No currently available drug for treating chronic constipation appears to be superior to any other. However, all treatments that have been studied recently were better than a placebo in helping patients achieve spontaneous bowel movements.
Aware that about half of all patients are not satisfied with their treatment—specifically fiber and laxatives—researchers reviewed data from 21 randomized controlled trials involving about 9,200 patients and more than half a dozen medications for chronic constipation. The results of the study were published online in Gut in June 2016.
The researchers found that none of the drugs studied was better than any other at achieving their endpoints of at least three complete spontaneous bowel movements per week and an increase of at least one complete bowel movement per week in 9 out of 12 weeks of treatment after starting treatment.
One agent, bisacodyl, marketed under a number of trade names such as Dulcolax, seemed to have a bit of an advantage over the others in terms of improving the number of bowel movements per week over baseline.
The researchers cautioned, however, that the one trial of the agent was much shorter than trials of the other drugs—only four weeks compared with 12 to 24 weeks. They also warned that bisacodyl is associated with some unpleasant side effects such as abdominal cramping and diarrhea.
None of these drugs should be taken regularly. If you have constipation that is more than occasional, check first with your doctor about the best treatment for you.

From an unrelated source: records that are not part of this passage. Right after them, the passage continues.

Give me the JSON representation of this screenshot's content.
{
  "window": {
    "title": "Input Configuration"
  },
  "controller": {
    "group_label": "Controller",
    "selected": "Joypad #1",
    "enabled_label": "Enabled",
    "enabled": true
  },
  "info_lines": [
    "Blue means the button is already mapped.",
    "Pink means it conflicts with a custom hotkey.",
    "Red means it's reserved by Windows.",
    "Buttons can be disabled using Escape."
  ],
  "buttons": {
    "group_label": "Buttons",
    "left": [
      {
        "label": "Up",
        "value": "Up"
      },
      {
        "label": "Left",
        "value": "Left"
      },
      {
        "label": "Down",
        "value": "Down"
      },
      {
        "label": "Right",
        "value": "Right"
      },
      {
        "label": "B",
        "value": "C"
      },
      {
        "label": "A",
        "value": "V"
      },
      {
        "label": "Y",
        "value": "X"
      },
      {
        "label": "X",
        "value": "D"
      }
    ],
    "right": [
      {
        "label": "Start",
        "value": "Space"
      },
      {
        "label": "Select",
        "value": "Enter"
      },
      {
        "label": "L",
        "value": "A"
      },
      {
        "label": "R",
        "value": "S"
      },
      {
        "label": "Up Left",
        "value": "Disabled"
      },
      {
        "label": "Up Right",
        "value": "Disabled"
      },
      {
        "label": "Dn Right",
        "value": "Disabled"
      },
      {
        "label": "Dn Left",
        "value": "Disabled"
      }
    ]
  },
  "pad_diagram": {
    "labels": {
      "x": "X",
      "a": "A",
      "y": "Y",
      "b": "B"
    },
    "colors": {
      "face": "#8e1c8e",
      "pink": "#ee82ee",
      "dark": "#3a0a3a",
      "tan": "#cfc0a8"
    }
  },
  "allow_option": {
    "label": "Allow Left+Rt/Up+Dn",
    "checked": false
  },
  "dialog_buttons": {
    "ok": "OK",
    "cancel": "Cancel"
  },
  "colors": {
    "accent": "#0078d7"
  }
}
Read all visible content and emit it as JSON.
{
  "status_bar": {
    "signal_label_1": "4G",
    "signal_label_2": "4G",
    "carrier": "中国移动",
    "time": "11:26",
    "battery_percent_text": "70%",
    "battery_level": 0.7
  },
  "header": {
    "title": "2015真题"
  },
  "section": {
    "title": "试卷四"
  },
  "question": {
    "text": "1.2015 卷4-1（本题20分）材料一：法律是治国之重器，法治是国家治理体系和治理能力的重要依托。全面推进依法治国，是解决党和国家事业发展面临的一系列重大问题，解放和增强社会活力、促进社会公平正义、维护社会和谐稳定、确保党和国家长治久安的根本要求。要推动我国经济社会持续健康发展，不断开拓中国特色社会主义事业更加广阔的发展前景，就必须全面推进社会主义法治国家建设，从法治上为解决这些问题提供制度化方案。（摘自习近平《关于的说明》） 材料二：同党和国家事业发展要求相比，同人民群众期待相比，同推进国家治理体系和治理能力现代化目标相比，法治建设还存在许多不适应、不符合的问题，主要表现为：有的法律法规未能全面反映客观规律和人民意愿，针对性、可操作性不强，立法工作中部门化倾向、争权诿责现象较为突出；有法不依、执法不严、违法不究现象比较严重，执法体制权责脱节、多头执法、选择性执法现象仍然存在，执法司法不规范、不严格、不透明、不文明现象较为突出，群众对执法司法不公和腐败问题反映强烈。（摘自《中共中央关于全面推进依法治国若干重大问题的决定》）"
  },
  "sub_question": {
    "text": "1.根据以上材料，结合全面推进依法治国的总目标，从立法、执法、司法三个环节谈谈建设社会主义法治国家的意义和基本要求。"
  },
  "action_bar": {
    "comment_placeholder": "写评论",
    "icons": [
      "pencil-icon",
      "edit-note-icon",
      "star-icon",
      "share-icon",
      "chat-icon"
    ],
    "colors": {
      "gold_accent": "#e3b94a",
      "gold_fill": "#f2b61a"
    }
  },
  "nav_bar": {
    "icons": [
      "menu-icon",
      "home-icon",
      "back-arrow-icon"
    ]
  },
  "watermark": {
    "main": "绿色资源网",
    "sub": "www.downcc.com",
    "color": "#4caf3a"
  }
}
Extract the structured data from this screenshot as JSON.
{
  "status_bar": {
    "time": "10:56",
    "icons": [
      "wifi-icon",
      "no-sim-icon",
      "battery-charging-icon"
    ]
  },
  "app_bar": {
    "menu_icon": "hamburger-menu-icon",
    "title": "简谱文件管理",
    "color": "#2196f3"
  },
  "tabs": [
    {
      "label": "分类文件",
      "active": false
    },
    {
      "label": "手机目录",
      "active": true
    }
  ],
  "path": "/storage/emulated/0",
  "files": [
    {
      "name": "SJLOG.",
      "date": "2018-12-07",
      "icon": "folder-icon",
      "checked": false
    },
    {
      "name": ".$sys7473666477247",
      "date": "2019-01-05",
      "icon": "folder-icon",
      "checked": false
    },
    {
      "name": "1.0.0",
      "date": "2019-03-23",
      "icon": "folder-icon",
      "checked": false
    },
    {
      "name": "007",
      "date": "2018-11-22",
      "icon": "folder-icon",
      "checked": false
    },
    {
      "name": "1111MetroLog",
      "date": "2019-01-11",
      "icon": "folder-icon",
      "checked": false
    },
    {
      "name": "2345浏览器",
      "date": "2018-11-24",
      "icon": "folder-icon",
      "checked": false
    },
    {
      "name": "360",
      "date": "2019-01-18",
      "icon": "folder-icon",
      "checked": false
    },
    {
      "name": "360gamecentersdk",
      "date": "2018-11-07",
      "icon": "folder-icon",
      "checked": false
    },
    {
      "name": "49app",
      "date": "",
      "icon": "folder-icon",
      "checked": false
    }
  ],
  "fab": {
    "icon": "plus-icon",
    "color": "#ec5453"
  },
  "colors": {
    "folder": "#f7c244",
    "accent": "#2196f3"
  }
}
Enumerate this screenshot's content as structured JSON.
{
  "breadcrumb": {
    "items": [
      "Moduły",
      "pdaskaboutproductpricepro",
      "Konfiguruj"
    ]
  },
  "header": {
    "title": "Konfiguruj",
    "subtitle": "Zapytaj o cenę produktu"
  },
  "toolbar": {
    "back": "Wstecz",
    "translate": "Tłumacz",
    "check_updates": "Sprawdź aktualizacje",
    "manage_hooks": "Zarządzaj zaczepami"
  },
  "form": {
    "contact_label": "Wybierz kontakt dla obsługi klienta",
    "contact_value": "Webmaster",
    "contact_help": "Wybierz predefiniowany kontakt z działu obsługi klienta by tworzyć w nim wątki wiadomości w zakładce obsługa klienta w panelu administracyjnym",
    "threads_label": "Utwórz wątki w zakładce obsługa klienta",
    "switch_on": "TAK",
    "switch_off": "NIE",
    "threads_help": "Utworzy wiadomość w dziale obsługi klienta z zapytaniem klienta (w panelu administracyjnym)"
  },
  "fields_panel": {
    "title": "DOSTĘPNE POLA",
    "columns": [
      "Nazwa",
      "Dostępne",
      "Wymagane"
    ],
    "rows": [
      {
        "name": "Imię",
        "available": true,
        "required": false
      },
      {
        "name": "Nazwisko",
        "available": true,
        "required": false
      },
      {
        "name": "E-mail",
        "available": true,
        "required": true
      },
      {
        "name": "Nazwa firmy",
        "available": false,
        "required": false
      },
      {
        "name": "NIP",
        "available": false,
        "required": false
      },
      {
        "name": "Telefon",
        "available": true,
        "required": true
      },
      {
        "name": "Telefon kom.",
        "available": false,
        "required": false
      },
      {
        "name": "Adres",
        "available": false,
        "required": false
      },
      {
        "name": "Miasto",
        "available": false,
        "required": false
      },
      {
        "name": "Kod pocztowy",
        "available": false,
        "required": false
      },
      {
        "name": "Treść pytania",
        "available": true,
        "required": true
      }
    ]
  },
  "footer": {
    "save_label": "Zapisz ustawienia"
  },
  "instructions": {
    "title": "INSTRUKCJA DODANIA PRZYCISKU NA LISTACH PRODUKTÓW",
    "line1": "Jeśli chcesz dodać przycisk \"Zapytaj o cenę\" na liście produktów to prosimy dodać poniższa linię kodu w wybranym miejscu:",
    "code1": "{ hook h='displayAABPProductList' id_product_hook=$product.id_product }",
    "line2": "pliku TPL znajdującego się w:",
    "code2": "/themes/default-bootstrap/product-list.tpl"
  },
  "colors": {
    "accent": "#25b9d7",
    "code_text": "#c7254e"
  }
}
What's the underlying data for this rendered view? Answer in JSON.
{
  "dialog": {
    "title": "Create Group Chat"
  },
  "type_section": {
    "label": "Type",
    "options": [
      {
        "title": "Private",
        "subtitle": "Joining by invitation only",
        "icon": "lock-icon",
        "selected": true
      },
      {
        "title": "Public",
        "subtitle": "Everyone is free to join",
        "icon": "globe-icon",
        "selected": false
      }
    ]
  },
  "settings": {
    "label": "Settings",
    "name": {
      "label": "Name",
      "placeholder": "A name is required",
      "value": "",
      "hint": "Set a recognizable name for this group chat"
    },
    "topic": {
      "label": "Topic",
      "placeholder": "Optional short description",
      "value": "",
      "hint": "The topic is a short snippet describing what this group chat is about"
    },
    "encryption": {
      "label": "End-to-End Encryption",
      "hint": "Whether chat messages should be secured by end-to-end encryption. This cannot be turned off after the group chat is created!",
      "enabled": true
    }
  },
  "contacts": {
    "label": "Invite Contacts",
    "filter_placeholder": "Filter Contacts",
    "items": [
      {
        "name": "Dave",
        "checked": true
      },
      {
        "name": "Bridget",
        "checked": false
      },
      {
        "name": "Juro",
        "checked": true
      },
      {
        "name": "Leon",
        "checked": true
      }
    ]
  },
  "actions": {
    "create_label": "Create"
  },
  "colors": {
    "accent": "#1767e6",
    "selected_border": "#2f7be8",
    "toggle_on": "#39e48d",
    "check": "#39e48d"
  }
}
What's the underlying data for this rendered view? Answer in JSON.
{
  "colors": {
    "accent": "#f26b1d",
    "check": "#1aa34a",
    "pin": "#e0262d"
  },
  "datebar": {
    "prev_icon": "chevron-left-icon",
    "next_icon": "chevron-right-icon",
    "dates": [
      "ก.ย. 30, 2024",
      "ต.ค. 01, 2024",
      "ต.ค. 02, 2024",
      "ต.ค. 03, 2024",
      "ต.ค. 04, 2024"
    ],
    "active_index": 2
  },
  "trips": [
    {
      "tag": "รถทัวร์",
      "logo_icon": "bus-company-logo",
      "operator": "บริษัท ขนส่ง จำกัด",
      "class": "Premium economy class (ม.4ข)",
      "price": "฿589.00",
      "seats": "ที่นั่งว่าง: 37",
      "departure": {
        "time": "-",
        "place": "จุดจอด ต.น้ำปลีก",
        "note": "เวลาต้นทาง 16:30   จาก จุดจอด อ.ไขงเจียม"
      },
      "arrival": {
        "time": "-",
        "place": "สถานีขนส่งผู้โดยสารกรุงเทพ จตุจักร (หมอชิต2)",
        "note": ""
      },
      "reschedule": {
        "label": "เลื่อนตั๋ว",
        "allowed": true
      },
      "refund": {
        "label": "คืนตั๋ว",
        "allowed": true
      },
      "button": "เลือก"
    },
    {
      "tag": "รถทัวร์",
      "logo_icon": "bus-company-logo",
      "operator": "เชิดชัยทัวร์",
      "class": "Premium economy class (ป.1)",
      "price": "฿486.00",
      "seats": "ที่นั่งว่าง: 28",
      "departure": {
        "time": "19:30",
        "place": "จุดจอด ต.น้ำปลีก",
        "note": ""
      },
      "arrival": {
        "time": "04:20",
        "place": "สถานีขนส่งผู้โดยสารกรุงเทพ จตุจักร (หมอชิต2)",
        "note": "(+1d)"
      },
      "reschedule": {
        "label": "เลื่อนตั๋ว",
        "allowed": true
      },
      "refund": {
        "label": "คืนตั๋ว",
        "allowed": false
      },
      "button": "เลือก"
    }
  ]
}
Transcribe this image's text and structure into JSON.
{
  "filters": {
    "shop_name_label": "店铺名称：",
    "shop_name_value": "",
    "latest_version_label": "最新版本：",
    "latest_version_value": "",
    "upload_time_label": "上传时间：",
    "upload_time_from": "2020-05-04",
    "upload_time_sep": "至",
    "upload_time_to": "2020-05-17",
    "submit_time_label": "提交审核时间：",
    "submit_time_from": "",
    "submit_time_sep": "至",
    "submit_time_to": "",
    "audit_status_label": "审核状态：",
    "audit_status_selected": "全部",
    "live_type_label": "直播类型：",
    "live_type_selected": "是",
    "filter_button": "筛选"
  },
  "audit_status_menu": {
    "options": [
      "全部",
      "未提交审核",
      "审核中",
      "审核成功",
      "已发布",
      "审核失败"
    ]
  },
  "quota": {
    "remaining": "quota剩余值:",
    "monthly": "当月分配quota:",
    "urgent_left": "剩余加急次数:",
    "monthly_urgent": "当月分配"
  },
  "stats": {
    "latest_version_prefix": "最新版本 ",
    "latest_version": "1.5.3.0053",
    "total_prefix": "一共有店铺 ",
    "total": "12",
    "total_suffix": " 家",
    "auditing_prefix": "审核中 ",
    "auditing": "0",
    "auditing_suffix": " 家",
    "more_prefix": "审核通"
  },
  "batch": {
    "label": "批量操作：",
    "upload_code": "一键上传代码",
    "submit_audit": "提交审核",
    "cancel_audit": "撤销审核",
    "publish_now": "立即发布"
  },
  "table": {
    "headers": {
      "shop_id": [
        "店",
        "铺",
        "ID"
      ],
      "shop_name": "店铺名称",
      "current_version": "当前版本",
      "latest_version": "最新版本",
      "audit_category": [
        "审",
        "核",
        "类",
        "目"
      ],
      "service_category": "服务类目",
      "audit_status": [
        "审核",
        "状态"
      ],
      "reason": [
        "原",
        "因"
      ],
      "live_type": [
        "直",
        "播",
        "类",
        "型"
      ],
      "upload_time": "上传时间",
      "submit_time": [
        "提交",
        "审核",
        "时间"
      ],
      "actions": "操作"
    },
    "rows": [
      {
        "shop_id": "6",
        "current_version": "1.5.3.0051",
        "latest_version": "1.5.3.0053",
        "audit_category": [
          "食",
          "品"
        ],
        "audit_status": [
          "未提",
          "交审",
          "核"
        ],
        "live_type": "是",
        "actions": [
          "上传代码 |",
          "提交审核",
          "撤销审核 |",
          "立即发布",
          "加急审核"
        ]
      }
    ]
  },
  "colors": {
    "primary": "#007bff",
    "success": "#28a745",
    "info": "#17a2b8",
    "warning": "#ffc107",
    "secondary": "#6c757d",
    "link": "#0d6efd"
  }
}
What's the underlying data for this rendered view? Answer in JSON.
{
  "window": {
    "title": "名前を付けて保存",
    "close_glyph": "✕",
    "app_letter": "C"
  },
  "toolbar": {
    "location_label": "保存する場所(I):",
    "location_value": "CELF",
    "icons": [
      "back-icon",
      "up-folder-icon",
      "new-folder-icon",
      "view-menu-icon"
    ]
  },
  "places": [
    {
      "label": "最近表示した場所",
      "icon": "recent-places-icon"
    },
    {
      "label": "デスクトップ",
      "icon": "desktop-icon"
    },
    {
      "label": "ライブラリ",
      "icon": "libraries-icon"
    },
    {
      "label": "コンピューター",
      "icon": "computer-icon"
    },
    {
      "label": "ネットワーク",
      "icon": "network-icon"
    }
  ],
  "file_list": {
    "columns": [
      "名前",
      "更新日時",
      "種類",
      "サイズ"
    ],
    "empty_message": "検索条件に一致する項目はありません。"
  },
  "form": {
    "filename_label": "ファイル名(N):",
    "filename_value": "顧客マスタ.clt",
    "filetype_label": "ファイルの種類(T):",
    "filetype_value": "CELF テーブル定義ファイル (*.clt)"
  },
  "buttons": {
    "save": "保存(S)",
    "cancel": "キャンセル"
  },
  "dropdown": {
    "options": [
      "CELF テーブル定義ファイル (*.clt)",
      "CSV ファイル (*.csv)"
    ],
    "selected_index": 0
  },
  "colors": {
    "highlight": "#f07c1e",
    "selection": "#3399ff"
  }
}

Monica J. Smith is a medical journalist specializing in gastrointestinal health. She has written extensively for General Surgery News, Clinical Oncology News, and Gastroenterology & Endoscopy News. Given her interest in well-being, it was only natural for her to focus largely on issues related to the digestive system; as Hippocrates noted, good health starts in the gut.